A former president of the Modern Greek Studies Association and of the Society for the Anthropology of Europe, he is affiliated with programs at Thammasat University, Bangkok and Università “La Sapienza,” Rome, and has held various visiting appointments at the universities of Manchester, Paris-X (Nanterre), Ecole des Hautes Etudes (Paris), Melbourne, Padova, Cagliari, Messina, and Malta. A member of the editorial boards of American Ethnologist, Ethnologie Française, and International Journal of Heritage Studies and several other journals, he has served as editor of American Ethnologist (1995-98) and is currently editor-at-large (responsible for “Polyglot Perspectives”) at Anthropological Quarterly. A past president of both the Modern Greek Studies Association and the Society for the Anthropology of Europe, he is now Editor at Large with specific responsibility for the feature "Polyglot Perspectives" in Anthropological Quarterly; he serves on numerous other journal boards and is currently co-editor of “New Anthropologies of Europe” (Indiana University Press) and an editorial board member for “Asian Heritages” (Amsterdam University Press).

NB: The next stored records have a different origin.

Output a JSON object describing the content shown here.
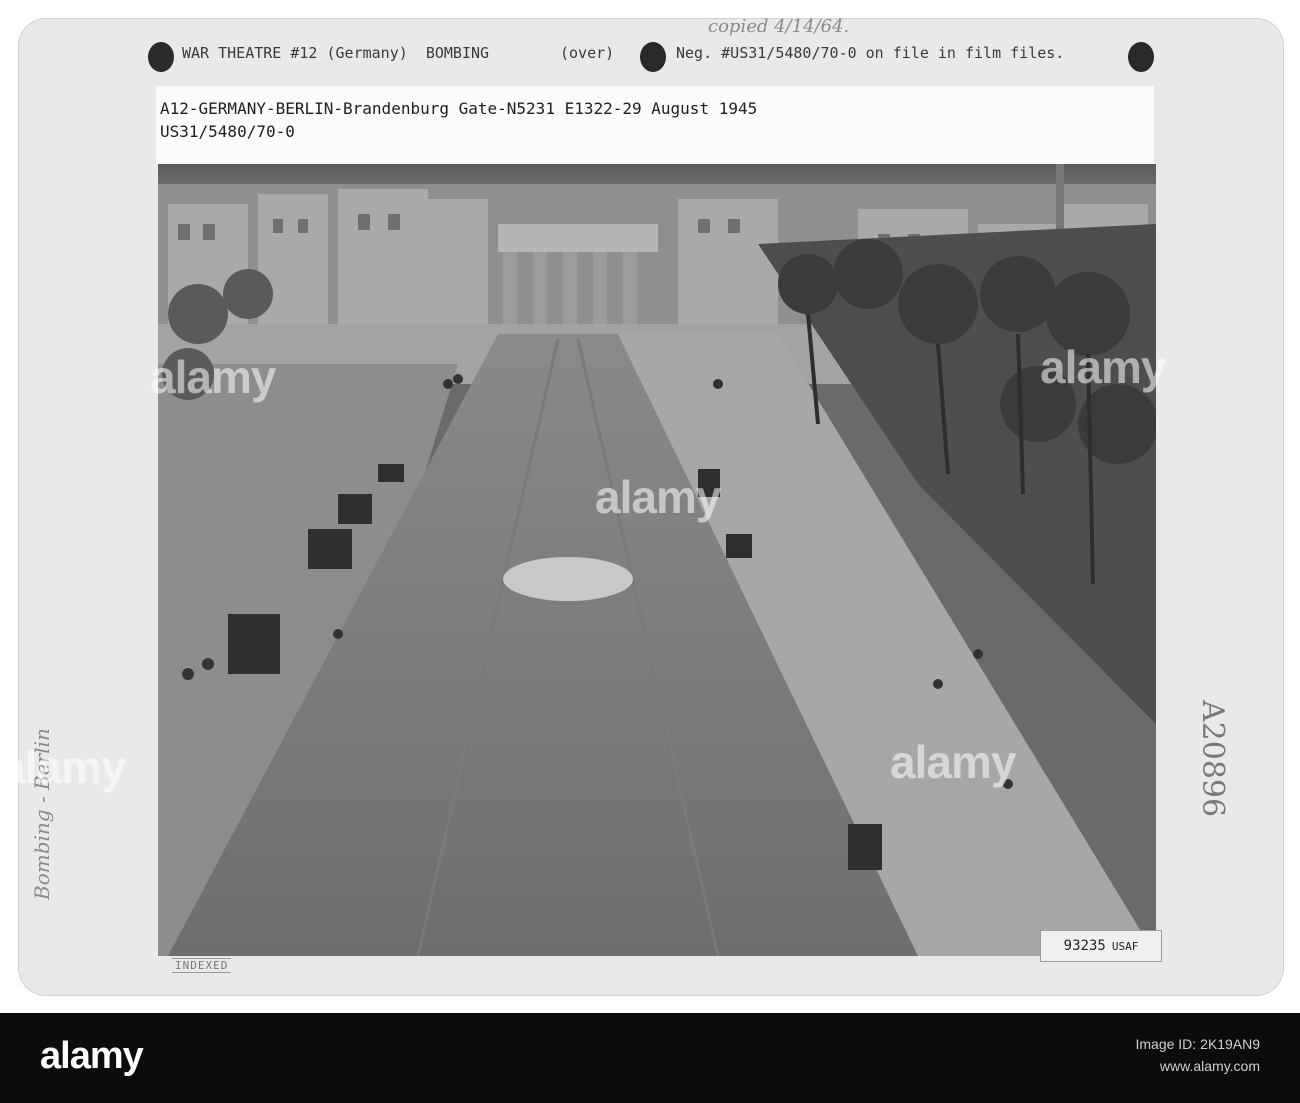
{
  "header": {
    "war_theatre": "WAR THEATRE #12 (Germany)  BOMBING",
    "over": "(over)",
    "neg_note": "Neg. #US31/5480/70-0 on file in film files.",
    "copied_note": "copied 4/14/64."
  },
  "caption": {
    "line1": "A12-GERMANY-BERLIN-Brandenburg Gate-N5231 E1322-29 August 1945",
    "line2": "US31/5480/70-0"
  },
  "side_notes": {
    "left_handwriting": "Bombing - Berlin",
    "right_number": "A20896"
  },
  "stamp": {
    "number": "93235",
    "agency": "USAF"
  },
  "indexed_mark": "INDEXED",
  "watermark": {
    "text": "alamy"
  },
  "footer": {
    "logo": "alamy",
    "image_id_label": "Image ID: 2K19AN9",
    "url": "www.alamy.com"
  }
}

His research in Greece, Italy, and Thailand has most recently addressed the social and political impact of historic conservation and gentrification, the dynamics of nationalism and bureaucracy, and the ethnography of knowledge among artisans and intellectuals. His field research has been funded by the National Endowment for the Humanities, the John Simon Guggenheim Memorial Foundation, the National Science Foundation, the Wenner-Gren Foundation, the American Philosophical Society, the Spencer Foundation, and the American Council of Learned Societies. This fall he will deliver the Lewis Henry Morgan Lectures at the University of Rochester and the annual Stavros Niarchos Lecture at Yale University, a major address in Modern Greek Studies at Georgia State University, and the Opening Lecture at the newly founded Center for the Study of Nationalism at the University of Copenhagen.